The Bearded Fellows have partnered up and worked with Manchester Creative Studio, and now dedicate time to provide programmes and workshops to support student's learning and enhance their employability within the creative community. They strive to immerse students in the 'real' working world. Their workshops include video, photography, animation and theatre performance, and it gives these students a uniqiue opportunity to gain a full Art Award Accrediation. Here's a little bit about the work they did earlier this year.

Our 2 minutes with Joe took a focus on creative education, given their involvement and relationship with the Manchester Creative Studio from both the perspective of employers and potential employees. 

For the future talent pool interested in getting into the creative industry, Joe recommends building a portfolio and mapping out their future career goals to work towards. Along with this, he emphasises the need to build relationships with like minded individuals; it's never too early to start networking, especially at co-working spaces including Barclay's Escalator, SpacePortX, and MCS, where they have plenty of events and workshops with opportunities for mentorship and learning. 

For bridging the gap between industry and education, Joe suggests that those larger corporations and aspiring business leaders in Manchester need to reach out to the future generation and build those relationships. For a thirteen year old, a 20 story building in the city centre can be slightly... intimidating, so those at the top need to come down and break down those barriers. It's time for those businesses to reach out to schools, colleges, youth groups and universities and shout about these potential opportunities.

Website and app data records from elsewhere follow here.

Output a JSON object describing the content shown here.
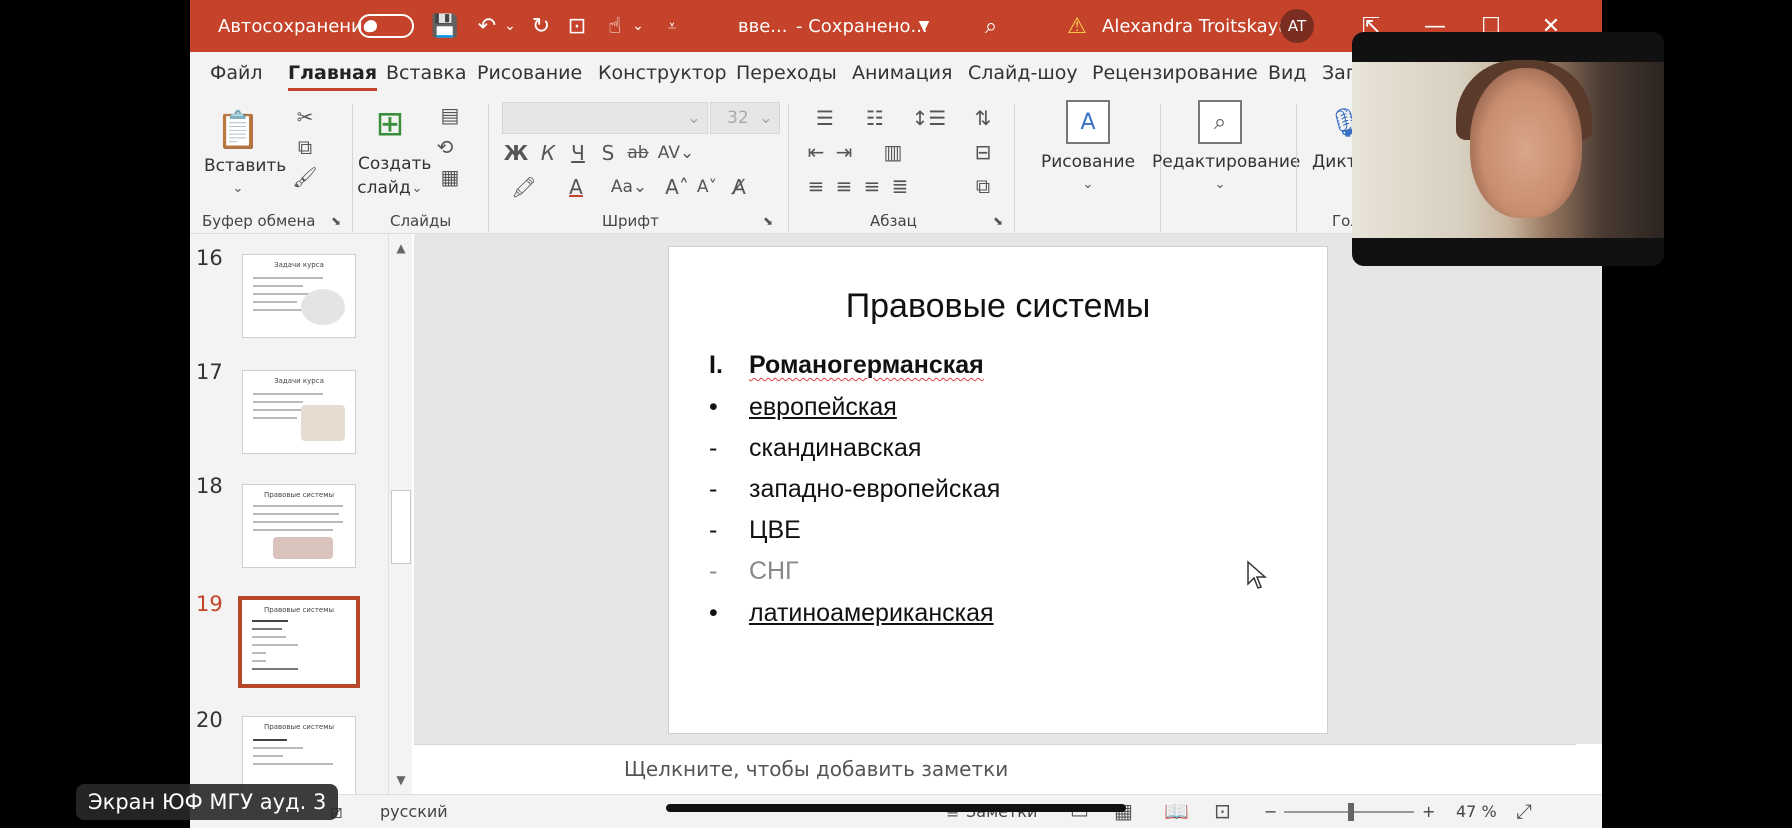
{
  "titlebar": {
    "autosave_label": "Автосохранение",
    "doc_title": "вве...",
    "status": "- Сохранено...",
    "user_name": "Alexandra Troitskaya",
    "user_initials": "AT"
  },
  "tabs": [
    "Файл",
    "Главная",
    "Вставка",
    "Рисование",
    "Конструктор",
    "Переходы",
    "Анимация",
    "Слайд-шоу",
    "Рецензирование",
    "Вид",
    "Зап"
  ],
  "ribbon": {
    "paste_label": "Вставить",
    "new_slide_line1": "Создать",
    "new_slide_line2": "слайд",
    "font_size": "32",
    "drawing_label": "Рисование",
    "editing_label": "Редактирование",
    "dictate_label": "Дикт",
    "groups": {
      "clipboard": "Буфер обмена",
      "slides": "Слайды",
      "font": "Шрифт",
      "paragraph": "Абзац",
      "voice": "Гол"
    }
  },
  "thumbnails": [
    {
      "number": "16",
      "title": "Задачи курса"
    },
    {
      "number": "17",
      "title": "Задачи курса"
    },
    {
      "number": "18",
      "title": "Правовые системы"
    },
    {
      "number": "19",
      "title": "Правовые системы"
    },
    {
      "number": "20",
      "title": "Правовые системы"
    }
  ],
  "slide": {
    "title": "Правовые системы",
    "items": [
      {
        "marker": "I.",
        "text": "Романогерманская"
      },
      {
        "marker": "•",
        "text": "европейская"
      },
      {
        "marker": "-",
        "text": "скандинавская"
      },
      {
        "marker": "-",
        "text": "западно-европейская"
      },
      {
        "marker": "-",
        "text": "ЦВЕ"
      },
      {
        "marker": "-",
        "text": "СНГ"
      },
      {
        "marker": "•",
        "text": "латиноамериканская"
      }
    ]
  },
  "notes_placeholder": "Щелкните, чтобы добавить заметки",
  "status": {
    "language": "русский",
    "notes": "Заметки",
    "zoom": "47 %"
  },
  "overlay": {
    "room_label": "Экран ЮФ МГУ ауд. 3"
  }
}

Whether it be direct, or using their networks and connections with start ups, they need to nourish those relationships with students.

Finally, we asked Joe the benefits of relationships between companies and educational institutions; like the relationship the Bearded Fellows maintain with the Creative Studio; Joe tells us it's all about nuturing those relationships with students and potential superstars when they are young, and helping to draw their path with their skills and attitude. Joe touches on the CSR opportunities these relationships and partnerships bring, and the reputational benefits partnerships can bring. Let's look at the culture that Google has built, and let's bring that to Manchester.

Bearded Fellows have been recognised for their incredible commitment to the Manchester community, including a recent feature in Prolific North. Keep up with the exciting work that the fellows are doing with companies, schools and everybody in between!

(A big thank you to the fellows for helping stabalise the video camera and actually turning the microphone on for us!)


MRJ Recruitment

Queens Chambers, 5 John Dalton Street, Manchester, M2 6ET